PROVIDED MATERIAL:
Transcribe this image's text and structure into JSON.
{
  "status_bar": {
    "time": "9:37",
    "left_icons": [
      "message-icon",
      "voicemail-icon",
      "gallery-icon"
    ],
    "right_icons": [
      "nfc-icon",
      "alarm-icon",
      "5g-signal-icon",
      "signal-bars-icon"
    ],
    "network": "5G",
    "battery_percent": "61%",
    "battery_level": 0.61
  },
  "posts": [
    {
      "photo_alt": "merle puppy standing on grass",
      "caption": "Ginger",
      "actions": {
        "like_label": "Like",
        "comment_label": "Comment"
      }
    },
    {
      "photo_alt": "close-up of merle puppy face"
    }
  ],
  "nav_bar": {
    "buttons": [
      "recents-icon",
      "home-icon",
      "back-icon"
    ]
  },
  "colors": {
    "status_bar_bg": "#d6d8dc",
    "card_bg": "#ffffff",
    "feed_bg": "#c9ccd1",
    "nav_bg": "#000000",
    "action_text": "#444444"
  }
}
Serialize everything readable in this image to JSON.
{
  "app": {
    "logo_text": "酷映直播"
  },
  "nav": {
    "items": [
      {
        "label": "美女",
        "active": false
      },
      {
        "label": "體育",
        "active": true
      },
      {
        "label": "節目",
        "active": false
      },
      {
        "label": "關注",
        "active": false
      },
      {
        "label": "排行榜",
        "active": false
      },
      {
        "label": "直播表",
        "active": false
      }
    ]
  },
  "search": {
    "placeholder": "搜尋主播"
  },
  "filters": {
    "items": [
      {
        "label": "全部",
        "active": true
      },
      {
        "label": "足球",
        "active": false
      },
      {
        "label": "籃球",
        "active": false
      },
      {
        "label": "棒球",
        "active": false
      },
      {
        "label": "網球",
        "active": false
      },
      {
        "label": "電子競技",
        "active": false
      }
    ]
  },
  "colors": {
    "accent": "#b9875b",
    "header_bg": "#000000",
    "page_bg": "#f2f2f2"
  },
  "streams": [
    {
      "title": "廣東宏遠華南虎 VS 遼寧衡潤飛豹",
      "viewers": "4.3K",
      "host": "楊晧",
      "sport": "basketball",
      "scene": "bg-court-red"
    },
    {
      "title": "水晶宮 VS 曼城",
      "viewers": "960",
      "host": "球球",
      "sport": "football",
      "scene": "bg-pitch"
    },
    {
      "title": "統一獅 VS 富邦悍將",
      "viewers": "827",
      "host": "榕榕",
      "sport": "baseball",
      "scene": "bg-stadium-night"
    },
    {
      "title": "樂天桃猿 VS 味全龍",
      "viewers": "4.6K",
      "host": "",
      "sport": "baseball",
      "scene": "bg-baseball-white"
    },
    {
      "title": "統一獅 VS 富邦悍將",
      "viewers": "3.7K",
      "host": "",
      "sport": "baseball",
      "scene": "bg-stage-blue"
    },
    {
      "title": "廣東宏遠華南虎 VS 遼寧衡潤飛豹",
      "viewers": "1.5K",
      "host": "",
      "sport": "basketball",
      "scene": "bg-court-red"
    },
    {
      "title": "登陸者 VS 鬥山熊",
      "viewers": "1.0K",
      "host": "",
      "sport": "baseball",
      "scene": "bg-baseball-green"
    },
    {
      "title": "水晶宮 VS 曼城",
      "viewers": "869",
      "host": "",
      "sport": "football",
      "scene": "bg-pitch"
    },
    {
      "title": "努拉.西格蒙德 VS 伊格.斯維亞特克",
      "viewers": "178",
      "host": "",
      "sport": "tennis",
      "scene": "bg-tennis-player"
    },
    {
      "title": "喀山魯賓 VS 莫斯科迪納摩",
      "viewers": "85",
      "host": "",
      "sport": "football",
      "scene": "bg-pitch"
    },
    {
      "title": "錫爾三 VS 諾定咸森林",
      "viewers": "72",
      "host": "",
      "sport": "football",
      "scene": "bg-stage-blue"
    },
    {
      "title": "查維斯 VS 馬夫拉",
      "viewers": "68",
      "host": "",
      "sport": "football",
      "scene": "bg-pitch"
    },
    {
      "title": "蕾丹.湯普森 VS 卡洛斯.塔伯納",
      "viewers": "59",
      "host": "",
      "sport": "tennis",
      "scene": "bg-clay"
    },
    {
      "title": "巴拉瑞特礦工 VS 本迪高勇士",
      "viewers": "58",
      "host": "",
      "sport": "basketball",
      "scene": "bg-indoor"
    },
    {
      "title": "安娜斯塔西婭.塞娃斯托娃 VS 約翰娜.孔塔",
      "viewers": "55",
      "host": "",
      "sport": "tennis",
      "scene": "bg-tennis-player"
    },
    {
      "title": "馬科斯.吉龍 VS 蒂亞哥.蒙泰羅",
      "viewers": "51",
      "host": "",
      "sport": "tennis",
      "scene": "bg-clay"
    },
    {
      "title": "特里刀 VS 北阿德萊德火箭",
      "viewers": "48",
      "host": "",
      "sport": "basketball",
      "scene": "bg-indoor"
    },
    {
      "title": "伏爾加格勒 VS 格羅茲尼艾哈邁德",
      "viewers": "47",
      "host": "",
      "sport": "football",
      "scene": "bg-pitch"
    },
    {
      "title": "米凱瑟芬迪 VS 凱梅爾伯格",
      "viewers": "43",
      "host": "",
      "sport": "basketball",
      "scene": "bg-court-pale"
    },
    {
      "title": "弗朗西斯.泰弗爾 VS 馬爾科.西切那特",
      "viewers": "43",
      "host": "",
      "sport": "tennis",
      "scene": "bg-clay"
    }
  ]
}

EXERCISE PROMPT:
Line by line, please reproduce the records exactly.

ANSWER TO THE EXERCISE:
Transcribe this image's text and structure into JSON.
{
  "status_bar": {
    "time": "9:37",
    "left_icons": [
      "message-icon",
      "voicemail-icon",
      "gallery-icon"
    ],
    "right_icons": [
      "nfc-icon",
      "alarm-icon",
      "5g-signal-icon",
      "signal-bars-icon"
    ],
    "network": "5G",
    "battery_percent": "61%",
    "battery_level": 0.61
  },
  "posts": [
    {
      "photo_alt": "merle puppy standing on grass",
      "caption": "Ginger",
      "actions": {
        "like_label": "Like",
        "comment_label": "Comment"
      }
    },
    {
      "photo_alt": "close-up of merle puppy face"
    }
  ],
  "nav_bar": {
    "buttons": [
      "recents-icon",
      "home-icon",
      "back-icon"
    ]
  },
  "colors": {
    "status_bar_bg": "#d6d8dc",
    "card_bg": "#ffffff",
    "feed_bg": "#c9ccd1",
    "nav_bg": "#000000",
    "action_text": "#444444"
  }
}
Serialize everything readable in this image to JSON.
{
  "app": {
    "logo_text": "酷映直播"
  },
  "nav": {
    "items": [
      {
        "label": "美女",
        "active": false
      },
      {
        "label": "體育",
        "active": true
      },
      {
        "label": "節目",
        "active": false
      },
      {
        "label": "關注",
        "active": false
      },
      {
        "label": "排行榜",
        "active": false
      },
      {
        "label": "直播表",
        "active": false
      }
    ]
  },
  "search": {
    "placeholder": "搜尋主播"
  },
  "filters": {
    "items": [
      {
        "label": "全部",
        "active": true
      },
      {
        "label": "足球",
        "active": false
      },
      {
        "label": "籃球",
        "active": false
      },
      {
        "label": "棒球",
        "active": false
      },
      {
        "label": "網球",
        "active": false
      },
      {
        "label": "電子競技",
        "active": false
      }
    ]
  },
  "colors": {
    "accent": "#b9875b",
    "header_bg": "#000000",
    "page_bg": "#f2f2f2"
  },
  "streams": [
    {
      "title": "廣東宏遠華南虎 VS 遼寧衡潤飛豹",
      "viewers": "4.3K",
      "host": "楊晧",
      "sport": "basketball",
      "scene": "bg-court-red"
    },
    {
      "title": "水晶宮 VS 曼城",
      "viewers": "960",
      "host": "球球",
      "sport": "football",
      "scene": "bg-pitch"
    },
    {
      "title": "統一獅 VS 富邦悍將",
      "viewers": "827",
      "host": "榕榕",
      "sport": "baseball",
      "scene": "bg-stadium-night"
    },
    {
      "title": "樂天桃猿 VS 味全龍",
      "viewers": "4.6K",
      "host": "",
      "sport": "baseball",
      "scene": "bg-baseball-white"
    },
    {
      "title": "統一獅 VS 富邦悍將",
      "viewers": "3.7K",
      "host": "",
      "sport": "baseball",
      "scene": "bg-stage-blue"
    },
    {
      "title": "廣東宏遠華南虎 VS 遼寧衡潤飛豹",
      "viewers": "1.5K",
      "host": "",
      "sport": "basketball",
      "scene": "bg-court-red"
    },
    {
      "title": "登陸者 VS 鬥山熊",
      "viewers": "1.0K",
      "host": "",
      "sport": "baseball",
      "scene": "bg-baseball-green"
    },
    {
      "title": "水晶宮 VS 曼城",
      "viewers": "869",
      "host": "",
      "sport": "football",
      "scene": "bg-pitch"
    },
    {
      "title": "努拉.西格蒙德 VS 伊格.斯維亞特克",
      "viewers": "178",
      "host": "",
      "sport": "tennis",
      "scene": "bg-tennis-player"
    },
    {
      "title": "喀山魯賓 VS 莫斯科迪納摩",
      "viewers": "85",
      "host": "",
      "sport": "football",
      "scene": "bg-pitch"
    },
    {
      "title": "錫爾三 VS 諾定咸森林",
      "viewers": "72",
      "host": "",
      "sport": "football",
      "scene": "bg-stage-blue"
    },
    {
      "title": "查維斯 VS 馬夫拉",
      "viewers": "68",
      "host": "",
      "sport": "football",
      "scene": "bg-pitch"
    },
    {
      "title": "蕾丹.湯普森 VS 卡洛斯.塔伯納",
      "viewers": "59",
      "host": "",
      "sport": "tennis",
      "scene": "bg-clay"
    },
    {
      "title": "巴拉瑞特礦工 VS 本迪高勇士",
      "viewers": "58",
      "host": "",
      "sport": "basketball",
      "scene": "bg-indoor"
    },
    {
      "title": "安娜斯塔西婭.塞娃斯托娃 VS 約翰娜.孔塔",
      "viewers": "55",
      "host": "",
      "sport": "tennis",
      "scene": "bg-tennis-player"
    },
    {
      "title": "馬科斯.吉龍 VS 蒂亞哥.蒙泰羅",
      "viewers": "51",
      "host": "",
      "sport": "tennis",
      "scene": "bg-clay"
    },
    {
      "title": "特里刀 VS 北阿德萊德火箭",
      "viewers": "48",
      "host": "",
      "sport": "basketball",
      "scene": "bg-indoor"
    },
    {
      "title": "伏爾加格勒 VS 格羅茲尼艾哈邁德",
      "viewers": "47",
      "host": "",
      "sport": "football",
      "scene": "bg-pitch"
    },
    {
      "title": "米凱瑟芬迪 VS 凱梅爾伯格",
      "viewers": "43",
      "host": "",
      "sport": "basketball",
      "scene": "bg-court-pale"
    },
    {
      "title": "弗朗西斯.泰弗爾 VS 馬爾科.西切那特",
      "viewers": "43",
      "host": "",
      "sport": "tennis",
      "scene": "bg-clay"
    }
  ]
}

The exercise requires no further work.